◆ Goal of the exercise:
All lines below containing the string "handle" are to be copied.
_ _ _ _
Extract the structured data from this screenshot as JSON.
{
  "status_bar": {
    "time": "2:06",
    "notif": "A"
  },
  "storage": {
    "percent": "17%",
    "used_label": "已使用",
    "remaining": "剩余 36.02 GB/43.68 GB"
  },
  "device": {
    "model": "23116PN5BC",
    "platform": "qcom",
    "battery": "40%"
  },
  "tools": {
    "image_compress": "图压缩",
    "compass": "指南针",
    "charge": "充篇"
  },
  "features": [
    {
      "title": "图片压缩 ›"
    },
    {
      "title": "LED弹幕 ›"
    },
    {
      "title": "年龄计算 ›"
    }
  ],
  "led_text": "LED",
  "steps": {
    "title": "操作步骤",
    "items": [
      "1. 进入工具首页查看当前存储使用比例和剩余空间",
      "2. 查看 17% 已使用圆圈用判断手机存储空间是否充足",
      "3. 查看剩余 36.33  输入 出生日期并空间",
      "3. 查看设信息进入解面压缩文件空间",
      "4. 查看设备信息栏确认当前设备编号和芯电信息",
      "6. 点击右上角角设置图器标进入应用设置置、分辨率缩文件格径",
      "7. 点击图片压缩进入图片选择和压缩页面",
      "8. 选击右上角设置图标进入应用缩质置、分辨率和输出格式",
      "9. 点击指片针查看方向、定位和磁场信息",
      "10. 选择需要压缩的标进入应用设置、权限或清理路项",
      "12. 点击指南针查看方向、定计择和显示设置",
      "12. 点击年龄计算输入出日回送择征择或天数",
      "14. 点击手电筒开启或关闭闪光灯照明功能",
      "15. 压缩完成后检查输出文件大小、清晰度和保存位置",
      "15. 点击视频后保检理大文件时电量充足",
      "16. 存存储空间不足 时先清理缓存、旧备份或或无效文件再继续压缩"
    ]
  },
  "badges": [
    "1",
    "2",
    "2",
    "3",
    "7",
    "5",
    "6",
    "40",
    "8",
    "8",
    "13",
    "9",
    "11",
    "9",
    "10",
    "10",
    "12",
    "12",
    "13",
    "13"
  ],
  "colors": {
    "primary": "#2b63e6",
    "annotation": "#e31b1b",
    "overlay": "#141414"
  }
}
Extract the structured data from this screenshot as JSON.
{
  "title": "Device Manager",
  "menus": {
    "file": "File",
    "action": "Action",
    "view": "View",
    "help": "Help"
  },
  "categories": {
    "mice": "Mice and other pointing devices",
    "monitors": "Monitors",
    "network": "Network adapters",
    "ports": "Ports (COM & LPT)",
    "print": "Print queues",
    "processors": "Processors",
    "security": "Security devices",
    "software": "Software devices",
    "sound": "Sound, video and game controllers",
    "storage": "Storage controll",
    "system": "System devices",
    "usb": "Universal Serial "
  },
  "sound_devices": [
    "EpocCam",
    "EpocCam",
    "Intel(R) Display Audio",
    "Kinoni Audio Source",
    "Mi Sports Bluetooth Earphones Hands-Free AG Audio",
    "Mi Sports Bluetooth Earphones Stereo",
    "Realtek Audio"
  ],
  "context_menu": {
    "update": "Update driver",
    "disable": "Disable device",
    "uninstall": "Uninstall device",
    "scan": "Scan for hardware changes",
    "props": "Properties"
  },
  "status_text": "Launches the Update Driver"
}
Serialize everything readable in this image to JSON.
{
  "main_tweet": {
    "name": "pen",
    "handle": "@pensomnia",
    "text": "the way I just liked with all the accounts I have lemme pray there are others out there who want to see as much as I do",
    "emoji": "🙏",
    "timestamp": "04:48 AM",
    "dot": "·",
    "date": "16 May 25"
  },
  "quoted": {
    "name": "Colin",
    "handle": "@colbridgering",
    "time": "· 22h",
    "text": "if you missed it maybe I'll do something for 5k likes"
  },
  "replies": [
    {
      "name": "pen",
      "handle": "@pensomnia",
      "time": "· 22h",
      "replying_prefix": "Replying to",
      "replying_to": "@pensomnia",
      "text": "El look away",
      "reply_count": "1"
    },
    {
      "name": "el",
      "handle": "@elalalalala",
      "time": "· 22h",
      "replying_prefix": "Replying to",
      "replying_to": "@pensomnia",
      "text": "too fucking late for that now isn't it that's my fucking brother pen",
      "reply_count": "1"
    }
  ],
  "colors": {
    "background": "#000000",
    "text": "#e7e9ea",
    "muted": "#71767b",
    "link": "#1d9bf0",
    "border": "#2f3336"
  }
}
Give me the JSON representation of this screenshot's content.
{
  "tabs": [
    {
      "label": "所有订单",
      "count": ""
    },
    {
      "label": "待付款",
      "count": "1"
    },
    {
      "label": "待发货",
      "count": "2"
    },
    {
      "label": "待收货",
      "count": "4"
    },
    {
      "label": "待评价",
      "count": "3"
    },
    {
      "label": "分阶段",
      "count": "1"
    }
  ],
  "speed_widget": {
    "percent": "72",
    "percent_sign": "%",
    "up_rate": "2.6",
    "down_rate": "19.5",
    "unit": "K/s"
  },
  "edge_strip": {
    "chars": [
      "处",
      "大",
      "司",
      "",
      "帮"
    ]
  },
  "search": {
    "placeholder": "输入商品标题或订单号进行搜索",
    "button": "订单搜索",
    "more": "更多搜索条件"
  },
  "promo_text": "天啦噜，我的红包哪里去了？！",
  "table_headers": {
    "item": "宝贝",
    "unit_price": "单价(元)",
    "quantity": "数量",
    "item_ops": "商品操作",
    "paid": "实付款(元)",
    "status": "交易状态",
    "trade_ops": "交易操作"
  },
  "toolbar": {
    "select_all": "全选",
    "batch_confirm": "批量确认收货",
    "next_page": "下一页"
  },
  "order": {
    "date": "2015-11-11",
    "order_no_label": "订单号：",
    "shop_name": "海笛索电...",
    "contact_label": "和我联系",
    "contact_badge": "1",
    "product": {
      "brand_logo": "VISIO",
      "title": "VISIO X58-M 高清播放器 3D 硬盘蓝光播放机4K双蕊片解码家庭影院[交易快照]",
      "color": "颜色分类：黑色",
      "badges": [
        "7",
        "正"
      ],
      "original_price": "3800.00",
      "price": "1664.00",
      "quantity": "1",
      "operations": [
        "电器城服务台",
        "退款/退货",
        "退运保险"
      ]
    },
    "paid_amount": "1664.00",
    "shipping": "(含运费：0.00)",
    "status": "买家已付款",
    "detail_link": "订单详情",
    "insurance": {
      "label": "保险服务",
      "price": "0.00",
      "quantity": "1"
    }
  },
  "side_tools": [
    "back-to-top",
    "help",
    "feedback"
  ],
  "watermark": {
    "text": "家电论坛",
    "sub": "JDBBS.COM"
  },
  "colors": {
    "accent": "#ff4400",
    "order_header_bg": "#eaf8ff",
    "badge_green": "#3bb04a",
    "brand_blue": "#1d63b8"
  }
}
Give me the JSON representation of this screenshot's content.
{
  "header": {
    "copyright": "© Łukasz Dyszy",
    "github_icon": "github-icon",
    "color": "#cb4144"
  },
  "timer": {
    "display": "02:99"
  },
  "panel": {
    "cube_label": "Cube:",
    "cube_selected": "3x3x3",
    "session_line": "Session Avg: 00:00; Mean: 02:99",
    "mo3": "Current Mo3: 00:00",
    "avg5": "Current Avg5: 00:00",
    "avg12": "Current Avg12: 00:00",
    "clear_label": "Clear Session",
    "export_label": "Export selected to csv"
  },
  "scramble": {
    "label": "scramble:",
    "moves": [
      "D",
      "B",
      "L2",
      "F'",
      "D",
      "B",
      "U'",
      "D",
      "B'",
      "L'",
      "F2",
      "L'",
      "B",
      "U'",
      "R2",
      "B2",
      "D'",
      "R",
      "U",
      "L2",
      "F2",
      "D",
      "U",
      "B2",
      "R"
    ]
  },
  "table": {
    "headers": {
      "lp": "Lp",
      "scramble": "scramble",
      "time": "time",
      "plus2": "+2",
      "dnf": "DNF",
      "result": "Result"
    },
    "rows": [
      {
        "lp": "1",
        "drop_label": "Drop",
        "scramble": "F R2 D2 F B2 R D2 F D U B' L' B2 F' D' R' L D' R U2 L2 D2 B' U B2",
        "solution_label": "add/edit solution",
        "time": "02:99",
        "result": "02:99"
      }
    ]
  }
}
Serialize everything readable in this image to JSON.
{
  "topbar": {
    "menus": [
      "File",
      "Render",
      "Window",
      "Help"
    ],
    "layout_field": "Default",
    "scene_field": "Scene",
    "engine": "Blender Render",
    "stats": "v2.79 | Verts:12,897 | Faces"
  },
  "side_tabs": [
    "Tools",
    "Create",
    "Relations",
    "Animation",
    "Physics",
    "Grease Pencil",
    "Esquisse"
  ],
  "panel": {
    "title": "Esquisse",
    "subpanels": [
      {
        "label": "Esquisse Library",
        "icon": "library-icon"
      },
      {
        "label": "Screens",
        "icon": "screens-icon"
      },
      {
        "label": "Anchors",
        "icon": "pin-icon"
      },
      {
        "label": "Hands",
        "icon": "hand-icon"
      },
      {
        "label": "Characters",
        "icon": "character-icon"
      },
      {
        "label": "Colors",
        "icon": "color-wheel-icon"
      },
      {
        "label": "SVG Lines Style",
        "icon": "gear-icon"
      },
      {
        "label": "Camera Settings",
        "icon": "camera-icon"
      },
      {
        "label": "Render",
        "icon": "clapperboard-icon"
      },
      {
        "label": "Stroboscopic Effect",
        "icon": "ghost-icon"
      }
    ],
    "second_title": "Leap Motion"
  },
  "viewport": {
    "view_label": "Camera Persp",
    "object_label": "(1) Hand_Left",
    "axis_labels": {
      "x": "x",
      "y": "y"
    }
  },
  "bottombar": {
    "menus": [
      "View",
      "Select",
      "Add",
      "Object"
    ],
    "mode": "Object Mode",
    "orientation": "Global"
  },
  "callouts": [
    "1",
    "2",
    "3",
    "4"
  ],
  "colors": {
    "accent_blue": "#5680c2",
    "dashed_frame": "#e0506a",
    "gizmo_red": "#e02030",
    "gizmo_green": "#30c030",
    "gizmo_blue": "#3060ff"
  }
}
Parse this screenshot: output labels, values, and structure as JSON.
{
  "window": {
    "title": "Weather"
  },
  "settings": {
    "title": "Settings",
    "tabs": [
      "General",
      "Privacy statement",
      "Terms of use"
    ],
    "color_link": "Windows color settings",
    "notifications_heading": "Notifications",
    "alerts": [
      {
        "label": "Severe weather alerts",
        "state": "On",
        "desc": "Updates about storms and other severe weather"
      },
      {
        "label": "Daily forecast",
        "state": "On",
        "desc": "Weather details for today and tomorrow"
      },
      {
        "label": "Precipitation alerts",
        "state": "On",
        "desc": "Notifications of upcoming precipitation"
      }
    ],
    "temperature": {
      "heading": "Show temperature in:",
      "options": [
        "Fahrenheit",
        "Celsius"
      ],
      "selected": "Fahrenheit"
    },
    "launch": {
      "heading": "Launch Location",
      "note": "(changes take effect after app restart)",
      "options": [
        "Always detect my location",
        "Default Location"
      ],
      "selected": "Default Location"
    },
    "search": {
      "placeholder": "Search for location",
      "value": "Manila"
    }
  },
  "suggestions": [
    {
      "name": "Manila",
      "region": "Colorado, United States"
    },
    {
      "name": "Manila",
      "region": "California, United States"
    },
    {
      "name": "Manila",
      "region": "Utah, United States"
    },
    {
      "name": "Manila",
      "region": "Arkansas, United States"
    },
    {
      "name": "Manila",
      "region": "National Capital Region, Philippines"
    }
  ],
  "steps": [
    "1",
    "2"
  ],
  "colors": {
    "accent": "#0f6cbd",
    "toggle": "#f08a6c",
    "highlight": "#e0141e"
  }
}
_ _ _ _
◆ Solution for this exercise:
    "handle": "@pensomnia",
    "handle": "@colbridgering",
      "handle": "@pensomnia",
      "handle": "@elalalalala",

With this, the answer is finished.